Future questioned at Freestyle Music Park (Myrtle Beach, SC, USA)

The troubled Freestyle Music Park is facing foreclosure. The Myrtle Beach, S.C., park – which opened as Hard Rock Park in 2008 then underwent a brand change for the 2009 season – missed a debt payment deadline last week.

The Sun News reports that the theme park’s owners have not been able to find new investors and are facing bankruptcy or foreclosure. Owners are saying it is “unlikely” that the park will open for the 2010 season.

Six Flags releases iPhone app (USA)

The Six Flags Fun Finder, a free app, is now available in the App Store. Beyond the usual park maps and event listings, that app integrates with Facebook to help you find the exact location of your friends within any Six Flags theme park. The app is free.

Sail from local ports to save on airfare – Cruise tip

As a resident of Richmond, Virginia, I discovered that cruise ships leave from Norfolk after being refurbished at a shipyard in Newport News. When they leave port, the rooms have been thoroughly cleaned and upgraded. The ships are like new again.

The best part is that you can hop on board and cruise down to the Caribbean. The trips usually come back to Norfolk, so you can save on airfare both ways. For each person that cruises, you can save as much as $200 on airfare.

TSA forces Richmond airport to issue access badge to convicted felon

In today’s episode of “what did the TSA do this time?”, the agency is under fire for not only hiring a convicted felon, but demanding that his assigned airport issue him an access badge.

The unidentified TSA employee was hired by the agency after passing their background checks – but when he applied for his airport badge, Richmond airport turned him down, citing a conviction for robbery when he was 18.

When the airport denied the badge application, the TSA demanded that they reconsider, citing “unspecified consequences” if they refused. To me, this sounds an awful lot like blackmail.

The employee had not mentioned the conviction on his TSA application, and it doesn’t look like it it would have mattered, because the TSA claims he actually committed the crime when he was 17, and that they don’t really care about a conviction at that age.

The airport access badge is required to obtain access to the “sterile” area of the airport, including the baggage sorting areas and airline parking spots. Of course, the job of a TSA agent also includes passenger and luggage screening – something convicted felons should not be allowed to do if you ask me.

Politicians are now getting involved, and U.S. Rep. Eric Cantor has asked the TSA to clarify their actions. Given the recent bad press for the TSA, it never ceases to amaze me how they continue to screw up, creating even more bad PR. Lesson to be learned? If you are a criminal planning to protect our skies, make sure you don’t commit any crimes after your 18th birthday.

What do you think?


WHS new “Tentative List”: Places to Love–Thomas Jefferson Buildings
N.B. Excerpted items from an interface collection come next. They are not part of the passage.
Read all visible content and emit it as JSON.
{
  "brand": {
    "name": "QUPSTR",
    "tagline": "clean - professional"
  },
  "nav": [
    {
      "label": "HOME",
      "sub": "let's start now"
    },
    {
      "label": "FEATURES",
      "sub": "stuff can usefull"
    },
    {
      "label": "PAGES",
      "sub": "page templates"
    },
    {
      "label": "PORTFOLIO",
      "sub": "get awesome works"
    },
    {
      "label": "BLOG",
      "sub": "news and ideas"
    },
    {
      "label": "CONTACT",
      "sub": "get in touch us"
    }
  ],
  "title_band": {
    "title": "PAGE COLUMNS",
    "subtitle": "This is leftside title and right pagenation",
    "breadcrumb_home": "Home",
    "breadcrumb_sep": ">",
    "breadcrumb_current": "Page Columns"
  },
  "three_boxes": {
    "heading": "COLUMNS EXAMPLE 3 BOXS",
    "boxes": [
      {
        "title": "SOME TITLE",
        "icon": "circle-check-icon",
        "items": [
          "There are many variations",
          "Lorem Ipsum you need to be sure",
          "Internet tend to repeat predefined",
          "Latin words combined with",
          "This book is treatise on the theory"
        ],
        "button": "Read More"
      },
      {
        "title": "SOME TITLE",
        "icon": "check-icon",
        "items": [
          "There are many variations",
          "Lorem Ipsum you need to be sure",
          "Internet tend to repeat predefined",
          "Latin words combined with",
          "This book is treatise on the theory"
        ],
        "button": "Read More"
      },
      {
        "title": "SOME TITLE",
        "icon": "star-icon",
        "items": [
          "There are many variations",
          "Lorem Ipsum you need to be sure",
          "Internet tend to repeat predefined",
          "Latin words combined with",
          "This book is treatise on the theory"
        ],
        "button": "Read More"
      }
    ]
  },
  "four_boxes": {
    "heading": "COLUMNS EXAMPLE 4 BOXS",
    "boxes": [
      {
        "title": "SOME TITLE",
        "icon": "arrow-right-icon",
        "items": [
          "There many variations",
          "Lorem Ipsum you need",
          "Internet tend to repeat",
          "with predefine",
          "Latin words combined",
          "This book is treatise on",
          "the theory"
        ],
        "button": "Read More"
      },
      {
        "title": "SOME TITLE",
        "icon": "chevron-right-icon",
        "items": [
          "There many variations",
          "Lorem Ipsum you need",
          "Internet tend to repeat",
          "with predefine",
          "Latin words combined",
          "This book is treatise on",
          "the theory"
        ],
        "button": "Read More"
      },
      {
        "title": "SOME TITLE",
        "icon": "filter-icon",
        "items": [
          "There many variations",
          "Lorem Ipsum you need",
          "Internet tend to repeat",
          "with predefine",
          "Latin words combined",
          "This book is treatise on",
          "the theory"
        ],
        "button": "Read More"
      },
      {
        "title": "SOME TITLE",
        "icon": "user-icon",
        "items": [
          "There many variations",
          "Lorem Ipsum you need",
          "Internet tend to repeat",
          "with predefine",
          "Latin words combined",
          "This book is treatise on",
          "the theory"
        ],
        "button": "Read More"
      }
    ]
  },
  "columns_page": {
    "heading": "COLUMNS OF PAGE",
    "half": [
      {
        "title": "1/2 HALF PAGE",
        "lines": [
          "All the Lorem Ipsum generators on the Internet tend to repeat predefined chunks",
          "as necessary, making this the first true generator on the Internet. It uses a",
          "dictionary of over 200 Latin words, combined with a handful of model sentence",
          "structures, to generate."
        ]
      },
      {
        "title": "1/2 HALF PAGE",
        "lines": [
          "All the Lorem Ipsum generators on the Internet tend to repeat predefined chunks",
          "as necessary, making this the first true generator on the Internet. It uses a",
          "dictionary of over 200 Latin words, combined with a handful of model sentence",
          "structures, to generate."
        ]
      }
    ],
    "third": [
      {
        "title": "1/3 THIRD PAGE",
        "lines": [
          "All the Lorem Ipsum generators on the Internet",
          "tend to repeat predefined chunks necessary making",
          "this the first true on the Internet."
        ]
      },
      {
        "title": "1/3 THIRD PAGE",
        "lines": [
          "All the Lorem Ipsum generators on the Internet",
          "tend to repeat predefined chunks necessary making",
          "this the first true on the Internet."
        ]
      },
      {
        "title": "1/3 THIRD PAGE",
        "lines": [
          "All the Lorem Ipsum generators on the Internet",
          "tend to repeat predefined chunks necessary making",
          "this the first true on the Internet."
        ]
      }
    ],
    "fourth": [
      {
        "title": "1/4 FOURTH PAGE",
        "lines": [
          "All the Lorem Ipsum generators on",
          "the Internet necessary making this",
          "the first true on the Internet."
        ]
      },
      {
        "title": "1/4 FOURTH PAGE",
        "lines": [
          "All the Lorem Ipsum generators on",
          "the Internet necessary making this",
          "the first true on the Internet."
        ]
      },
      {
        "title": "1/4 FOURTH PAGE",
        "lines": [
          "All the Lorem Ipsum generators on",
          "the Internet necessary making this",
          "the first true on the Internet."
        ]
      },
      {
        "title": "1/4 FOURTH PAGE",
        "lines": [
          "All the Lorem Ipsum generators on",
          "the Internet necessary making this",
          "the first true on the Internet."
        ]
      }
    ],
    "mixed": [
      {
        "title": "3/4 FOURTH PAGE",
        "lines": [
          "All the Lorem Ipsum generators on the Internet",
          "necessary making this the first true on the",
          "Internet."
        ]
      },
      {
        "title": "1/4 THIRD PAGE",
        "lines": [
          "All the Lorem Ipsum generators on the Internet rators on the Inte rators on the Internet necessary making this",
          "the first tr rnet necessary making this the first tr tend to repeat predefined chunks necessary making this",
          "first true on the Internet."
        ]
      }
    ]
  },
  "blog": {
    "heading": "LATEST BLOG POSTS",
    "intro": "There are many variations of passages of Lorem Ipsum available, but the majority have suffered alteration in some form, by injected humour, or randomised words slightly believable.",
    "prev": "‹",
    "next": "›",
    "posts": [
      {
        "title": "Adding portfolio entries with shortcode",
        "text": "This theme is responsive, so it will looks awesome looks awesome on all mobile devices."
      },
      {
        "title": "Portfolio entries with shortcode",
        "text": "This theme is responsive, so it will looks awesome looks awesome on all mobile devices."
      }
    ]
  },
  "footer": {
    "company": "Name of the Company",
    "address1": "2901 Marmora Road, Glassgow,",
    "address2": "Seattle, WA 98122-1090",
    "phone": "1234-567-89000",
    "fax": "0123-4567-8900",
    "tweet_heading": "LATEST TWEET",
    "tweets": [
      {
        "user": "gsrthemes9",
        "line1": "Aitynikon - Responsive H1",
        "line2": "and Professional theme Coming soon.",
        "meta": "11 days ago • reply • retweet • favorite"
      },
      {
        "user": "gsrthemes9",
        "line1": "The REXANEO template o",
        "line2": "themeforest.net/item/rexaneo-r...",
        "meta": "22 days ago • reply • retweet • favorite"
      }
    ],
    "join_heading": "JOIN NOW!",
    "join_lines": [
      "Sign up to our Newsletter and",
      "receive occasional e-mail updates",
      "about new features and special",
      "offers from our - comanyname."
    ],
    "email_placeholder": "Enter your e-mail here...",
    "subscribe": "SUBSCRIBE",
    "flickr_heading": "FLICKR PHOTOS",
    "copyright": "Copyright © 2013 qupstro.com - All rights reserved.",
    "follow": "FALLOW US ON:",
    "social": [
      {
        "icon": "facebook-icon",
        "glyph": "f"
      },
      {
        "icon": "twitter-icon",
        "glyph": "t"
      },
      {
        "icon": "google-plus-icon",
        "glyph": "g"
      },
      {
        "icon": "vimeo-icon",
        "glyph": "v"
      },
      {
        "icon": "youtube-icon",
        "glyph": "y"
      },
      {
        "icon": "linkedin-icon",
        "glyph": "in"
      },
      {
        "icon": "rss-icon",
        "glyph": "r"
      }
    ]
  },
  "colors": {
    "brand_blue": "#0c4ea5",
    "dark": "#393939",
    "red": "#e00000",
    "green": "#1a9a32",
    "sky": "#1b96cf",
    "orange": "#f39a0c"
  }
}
For the Gadling series “World Heritage Site new “Tentative List”: Places to Love” we are covering the 14 sites that have been submitted for possible inclusion as an official World Heritage Site in the United States. The sites will not be posted in order of importance or in the order they appear on the list.

Number 4

Name of Site: Thomas Jefferson Buildings

Location: Poplar Forest and Richmond, Virginia

Reason for importance in a nutshell: Though he had no formal training in architecture, Thomas Jefferson had a genius for drawing and constructing buildings. His home estate Monticello and the University of Virginia by his design are already on the World Heritage list. Poplar Forest and the State Capitol building (pictured) would be additions to this.

Grant’s Take: I’m always baffled by Jefferson’s areas of expertise. In addition to being the third President of the United States, he was obviously an acclaimed architect as well as an archaeologist, university founder, scholar, wine lover, writer and philosopher. I’ll be lucky if I get to one of those in my life.

No better example of Thomas Jefferson’s architectural talent exists than in Virginia. The UVA campus is a beautiful example of his work and I see more of this excellence in his Poplar Forest estate and Richmond Capitol building. All three of these sites are definitely worth a visit if you’re in the Richmond or even Washington DC area.